by cindy winetroub rogers

She stared at me with the same resolve as when she vowed to sell the most Girl Scout cookies in Troop #309, and did. Crossed her arms, stood as resolute as when she’d said, I’m not eating meat. Not playing violin. Not going to High Holiday Services.

I looked at the carrots and butternut squash I was dicing into much smaller pieces than the roasting pan wanted.

She was, after all, just 21 — with degrees in English and Political Science, two thousand dollars in savings, and no job.

She crossed her arms, leant back against the counter. “The time is right. I am moving to New York in three weeks. I need you to support me in this.”

Believe me, I did. Want to. Support her.

But, tossing the vegetables in olive oil and Five Spice Powder then putting them in the oven to roast, I wondered, what if entry-level positions in advertising or market research or public relations no longer existed?  What if, come January or February, there was no more food in her cupboards, money in her bank account, or hustle in her DNA?

“I will make pots of soup that last a week,” she said.

The onions and garlic, fresh from the farmer’s market, stung my eyes.
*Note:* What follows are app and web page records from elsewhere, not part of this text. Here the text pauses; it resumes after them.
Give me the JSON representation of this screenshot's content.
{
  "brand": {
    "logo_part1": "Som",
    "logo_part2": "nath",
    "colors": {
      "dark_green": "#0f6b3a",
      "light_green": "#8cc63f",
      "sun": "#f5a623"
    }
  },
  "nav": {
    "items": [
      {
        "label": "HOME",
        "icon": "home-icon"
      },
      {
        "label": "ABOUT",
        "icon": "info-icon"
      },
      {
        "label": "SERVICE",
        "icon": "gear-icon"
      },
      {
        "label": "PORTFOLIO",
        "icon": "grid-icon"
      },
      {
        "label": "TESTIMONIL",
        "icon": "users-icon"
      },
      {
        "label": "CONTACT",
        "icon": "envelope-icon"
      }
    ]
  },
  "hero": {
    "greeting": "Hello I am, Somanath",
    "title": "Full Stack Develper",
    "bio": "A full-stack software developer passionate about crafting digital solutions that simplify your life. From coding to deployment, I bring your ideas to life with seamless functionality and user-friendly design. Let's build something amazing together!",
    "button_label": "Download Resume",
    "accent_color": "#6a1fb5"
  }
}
She, who on weekend mornings still said, “Make me eggs Mommy,” was going to make soup.

I let the aromatics saute in butter in a large stock pot until translucent, then added the roasted vegetables and broth and brought it all to a boil, then let it simmer, let it do its thing.

“I need to do this,” she said.

When she was five, on her first day of summer camp, I watched her wave through the window of the bus as it pulled away from the Jewish Community Center. Saw uncertainty in her eyes, fragility in her fingers, children on the way to Auschwitz.

“I need to find my life,” she said. “And it’s not here.”

I looked at the scars on my hands and wrists, wondered what scars she would amass, hoped most would fade, or strengthen her skin like Kevlar.

My daughter’s been working in the city almost a year now, though she’s yet to make soup. And that’s OK. We continue to grow, together but apart — she in her way, me in mine.

Welcome October, welcome to new adventures, welcome to my blog.


Based on recipe in the Williams-Sonoma cookbook, Soup of the Day

Roasted Five Spice Squash & Carrot Soup

Peel and cube butternut squash, and dice carrots. Size doesn’t really matter, as long as they’re all similar.

Toss in olive oil, salt and pepper,  and a healthy sprinkling of Five Spice Powder.

Roast in 350 oven until they start to get that caramelized goodness. (About 30 minutes.)

Saute a small onion and 3 cloves garlic in 2 tablespoons butter.

When translucent, add chicken broth (homemade if you have it),

the roasted vegetables, and a little more Five Spice Powder.

Bring to a boil, then cover loosely and simmer for 20 or so minutes.

For a little crunch, roast the butternut squash seeds and sprinkle on top.